TASK DATA>
- - -
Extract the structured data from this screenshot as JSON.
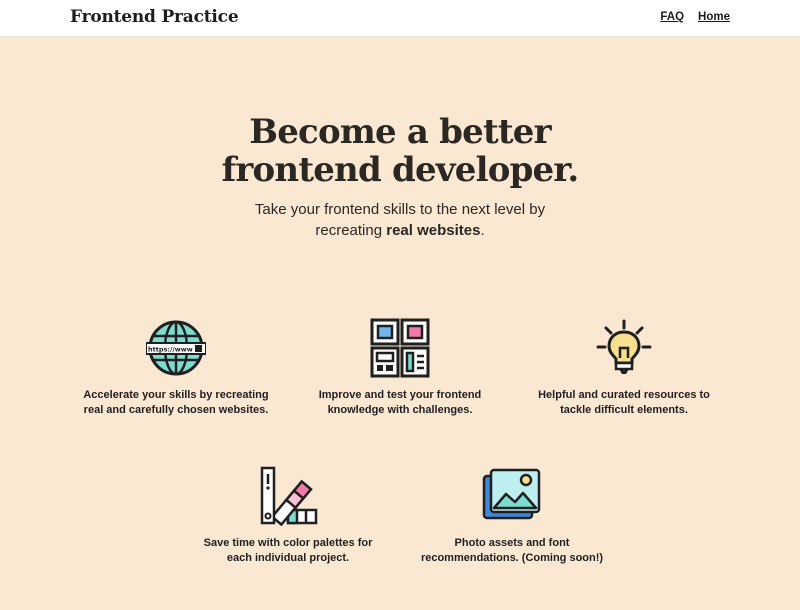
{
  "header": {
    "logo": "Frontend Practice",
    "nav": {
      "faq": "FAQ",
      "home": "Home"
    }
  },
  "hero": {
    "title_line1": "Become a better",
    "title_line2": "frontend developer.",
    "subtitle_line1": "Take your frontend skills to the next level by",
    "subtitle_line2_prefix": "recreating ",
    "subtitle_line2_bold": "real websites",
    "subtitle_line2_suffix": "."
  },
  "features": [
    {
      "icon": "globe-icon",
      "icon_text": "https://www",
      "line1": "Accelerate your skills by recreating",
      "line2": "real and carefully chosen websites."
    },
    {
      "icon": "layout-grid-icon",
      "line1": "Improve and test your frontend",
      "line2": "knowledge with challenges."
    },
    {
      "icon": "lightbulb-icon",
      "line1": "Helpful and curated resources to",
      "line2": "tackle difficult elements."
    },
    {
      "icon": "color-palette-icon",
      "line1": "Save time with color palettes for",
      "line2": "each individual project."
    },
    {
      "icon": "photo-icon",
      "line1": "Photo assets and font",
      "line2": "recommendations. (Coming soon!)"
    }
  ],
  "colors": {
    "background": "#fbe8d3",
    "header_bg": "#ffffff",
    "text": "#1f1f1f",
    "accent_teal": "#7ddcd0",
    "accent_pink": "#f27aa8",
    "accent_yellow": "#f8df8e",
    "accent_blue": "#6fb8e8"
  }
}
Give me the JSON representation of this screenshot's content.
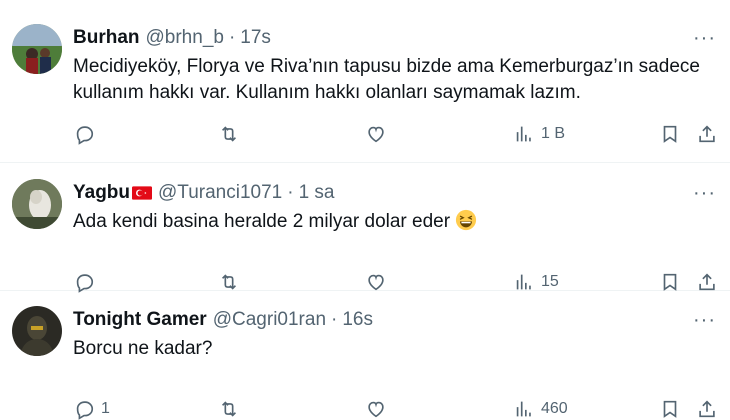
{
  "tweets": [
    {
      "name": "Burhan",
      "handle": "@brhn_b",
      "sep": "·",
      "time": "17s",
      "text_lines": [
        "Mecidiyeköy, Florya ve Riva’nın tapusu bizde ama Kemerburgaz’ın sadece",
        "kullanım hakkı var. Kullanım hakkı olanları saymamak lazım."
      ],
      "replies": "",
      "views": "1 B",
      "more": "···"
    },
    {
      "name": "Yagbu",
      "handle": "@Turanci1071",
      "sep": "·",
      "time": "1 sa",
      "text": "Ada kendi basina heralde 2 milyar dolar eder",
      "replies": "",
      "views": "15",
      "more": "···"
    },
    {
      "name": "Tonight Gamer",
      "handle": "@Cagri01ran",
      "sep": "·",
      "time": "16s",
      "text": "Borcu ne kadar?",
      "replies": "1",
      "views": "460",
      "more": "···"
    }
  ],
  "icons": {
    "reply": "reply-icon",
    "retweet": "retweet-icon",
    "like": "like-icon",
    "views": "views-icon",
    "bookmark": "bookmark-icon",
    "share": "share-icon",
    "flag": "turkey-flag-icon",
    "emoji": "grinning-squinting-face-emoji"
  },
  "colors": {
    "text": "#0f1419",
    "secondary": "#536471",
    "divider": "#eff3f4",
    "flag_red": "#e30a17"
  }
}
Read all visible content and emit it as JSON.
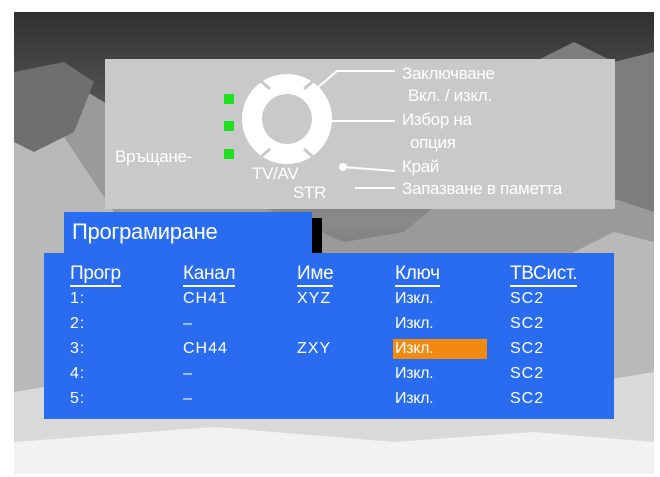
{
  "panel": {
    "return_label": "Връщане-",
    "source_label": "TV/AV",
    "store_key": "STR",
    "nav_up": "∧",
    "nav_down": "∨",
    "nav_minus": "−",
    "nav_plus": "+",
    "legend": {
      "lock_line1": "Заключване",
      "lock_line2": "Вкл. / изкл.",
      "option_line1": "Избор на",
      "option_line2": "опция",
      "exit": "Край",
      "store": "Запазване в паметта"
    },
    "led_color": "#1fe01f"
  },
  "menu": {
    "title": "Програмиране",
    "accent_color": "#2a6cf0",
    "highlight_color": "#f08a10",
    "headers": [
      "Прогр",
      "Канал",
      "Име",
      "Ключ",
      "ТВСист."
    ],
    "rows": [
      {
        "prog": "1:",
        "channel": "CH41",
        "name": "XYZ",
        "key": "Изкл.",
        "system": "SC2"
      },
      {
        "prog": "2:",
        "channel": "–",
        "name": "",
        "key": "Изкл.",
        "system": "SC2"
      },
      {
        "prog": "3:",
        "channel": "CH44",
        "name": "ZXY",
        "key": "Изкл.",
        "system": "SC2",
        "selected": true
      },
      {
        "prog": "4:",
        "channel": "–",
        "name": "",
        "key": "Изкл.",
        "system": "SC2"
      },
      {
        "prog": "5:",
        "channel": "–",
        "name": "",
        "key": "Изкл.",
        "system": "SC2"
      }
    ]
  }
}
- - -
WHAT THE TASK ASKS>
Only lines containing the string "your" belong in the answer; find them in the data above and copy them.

ANSWER SPACE>
    "subtitle_line1": "Take your frontend skills to the next level by",
      "line1": "Accelerate your skills by recreating",
      "line1": "Improve and test your frontend",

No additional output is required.